Of all the sightseeing I have done in Istanbul (which is still not enough), I have been woefully neglectful of museums and galleries. Istanbul is itself an open-air museum, a breathing gallery of vibrant images and colors, so that I have completely forgotten about the traditional bricks and mortar museums and galleries that are also here.
So, when a friend told me about a great exhibit at a museum just minutes from our house, there was my chance at redemption (or at least a beginning). Even better there was a deadline. If I didn’t go prior to the holidays, then I would miss this great exhibit. No better motivation than a deadline.
(Which one especially needs during the pre-holiday season when spare time is as elusive as a winning lottery ticket.)
As fortune would have it, not only was the museum nearby, not only was it hosting this great exhibit, but it also housed a top-rated restaurant in Istanbul. Bingo!
(In fact, I had once almost made a dinner reservation there for my husband and I before I realized it was in a museum. I didn’t book it, not because of the location inside the museum but, rather, the funky hours…museum hours don’t exactly coincide with romantic dining hours.)
So, my friend and I set off to make a day of it. The grounds surrounding the museum were lovely on an overcast day in December, making us commit to seeing them – and another exhibit – come spring. Up we wound through lovely gardens to a contemporary, glass front structure. It turned out to be a great showcase for Kapoor’s work.
Of course, we had no idea who Anish Kapoor was. We had just heard that the exhibit was very good. Imagine my surprise when I read that he was none other than the creator of THE BEAN in Chicago’s Millenium Park!
(Actually, the real name of “The Bean” is Cloud Gate. Who knew? Leave it to we Midwesterners to assign a nickname to everything.)
(But it does look like a bean. A nice, shiny, very reflective bean but a bean nonetheless).
A bit about Sir Anish Kapoor:
(Sorry to omit that previously; he received a knighthood in 2013. I wonder if you receive a proper sword when being knighted? After all, a sword seems to be a necessary asset of a knight, doesn’t it?)
He was born in India in 1954 but has lived and worked in the UK since the 1970’s. He had a Hindi father and a Jewish mother, and he became an artist when the math portion of the engineering degree he was going for gave him too much grief.
(Hey, there is hope for a dependent’s financial independence without being a math guru!)
He is a highly regarded, and awarded, sculptor with many well-known creations to his name in addition to “the bean,” including: Sky Mirror, Temenos, Leviathan and ArcelorMittal Orbit.
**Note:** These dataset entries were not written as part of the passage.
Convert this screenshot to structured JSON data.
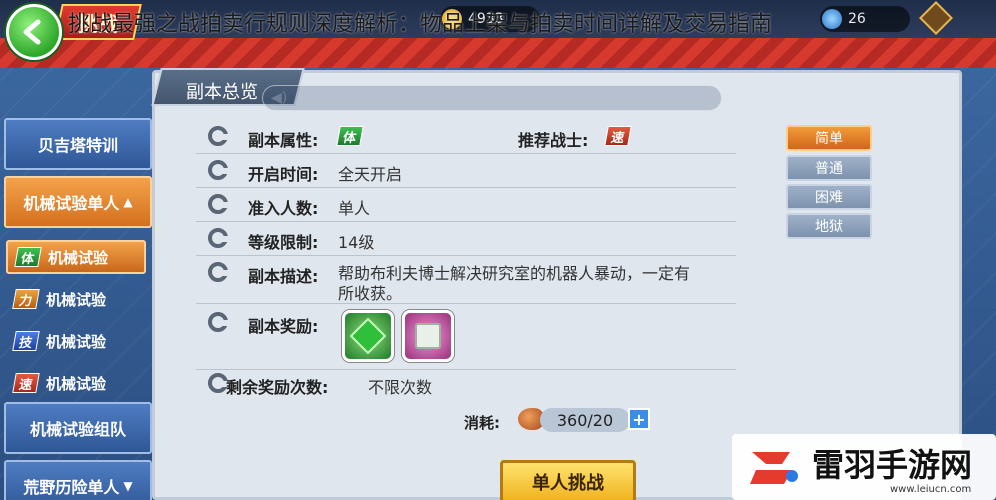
{
  "headline": "挑战最强之战拍卖行规则深度解析：物品上架与拍卖时间详解及交易指南",
  "header": {
    "mode_label": "挑战",
    "gold_value": "4933",
    "energy_value": "26"
  },
  "panel": {
    "title": "副本总览"
  },
  "info": {
    "attr_label": "副本属性:",
    "attr_value": "体",
    "recommended_label": "推荐战士:",
    "recommended_value": "速",
    "open_time_label": "开启时间:",
    "open_time_value": "全天开启",
    "players_label": "准入人数:",
    "players_value": "单人",
    "level_label": "等级限制:",
    "level_value": "14级",
    "desc_label": "副本描述:",
    "desc_line1": "帮助布利夫博士解决研究室的机器人暴动，一定有",
    "desc_line2": "所收获。",
    "rewards_label": "副本奖励:",
    "remaining_label": "剩余奖励次数:",
    "remaining_value": "不限次数"
  },
  "cost": {
    "label": "消耗:",
    "value": "360/20",
    "plus": "+"
  },
  "solo_button": "单人挑战",
  "difficulty": [
    "简单",
    "普通",
    "困难",
    "地狱"
  ],
  "menu": {
    "beiji": "贝吉塔特训",
    "mech_solo": "机械试验单人",
    "mech_team": "机械试验组队",
    "wild_solo": "荒野历险单人",
    "subs": [
      {
        "elem": "体",
        "label": "机械试验"
      },
      {
        "elem": "力",
        "label": "机械试验"
      },
      {
        "elem": "技",
        "label": "机械试验"
      },
      {
        "elem": "速",
        "label": "机械试验"
      }
    ]
  },
  "watermark": {
    "text": "雷羽手游网",
    "url": "www.leiucn.com"
  },
  "colors": {
    "accent_orange": "#f3a24a",
    "panel_bg": "#dfe6ee",
    "menu_blue": "#4f7cc2"
  }
}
The works we saw were generally large, curved sculptures made of granite, marble, or limestone. I include pictures below.
As masterful as was his work – and it is lovely to see…
(and touch although we didn’t realize we weren’t allowed until we were 95% through the exhibition and saw the “Please do not touch” sign – the glassy smooth surfaces called our fingers like bright things beg a toddler’s hands to reach for them)
…what continuously struck us was the amount of work the museum did to accommodate his pieces. The sculptures were BIG and must have weighed a ton (or two) each. For the wall sculptures, fake walls had to be created. It’s so easy to move through a museum or gallery and be absolutely oblivious of the work required to set up and effectively present the many different pieces.
After having our appetites whetted by Kapoor’s creations, we headed to Muzedechanga for some culinary works of art. The view was spectacular, even better to be enjoyed from the large terrace (another good reason to return in the spring). The food was almost as good as the art.
All in all, a very satisfying outing and good reason to add other museums to the must-see list of sights in Istanbul. Let’s just hope the other museums also provide a feast for the stomach as well as the eyes.
(After all, food is also a pretty good motivator.)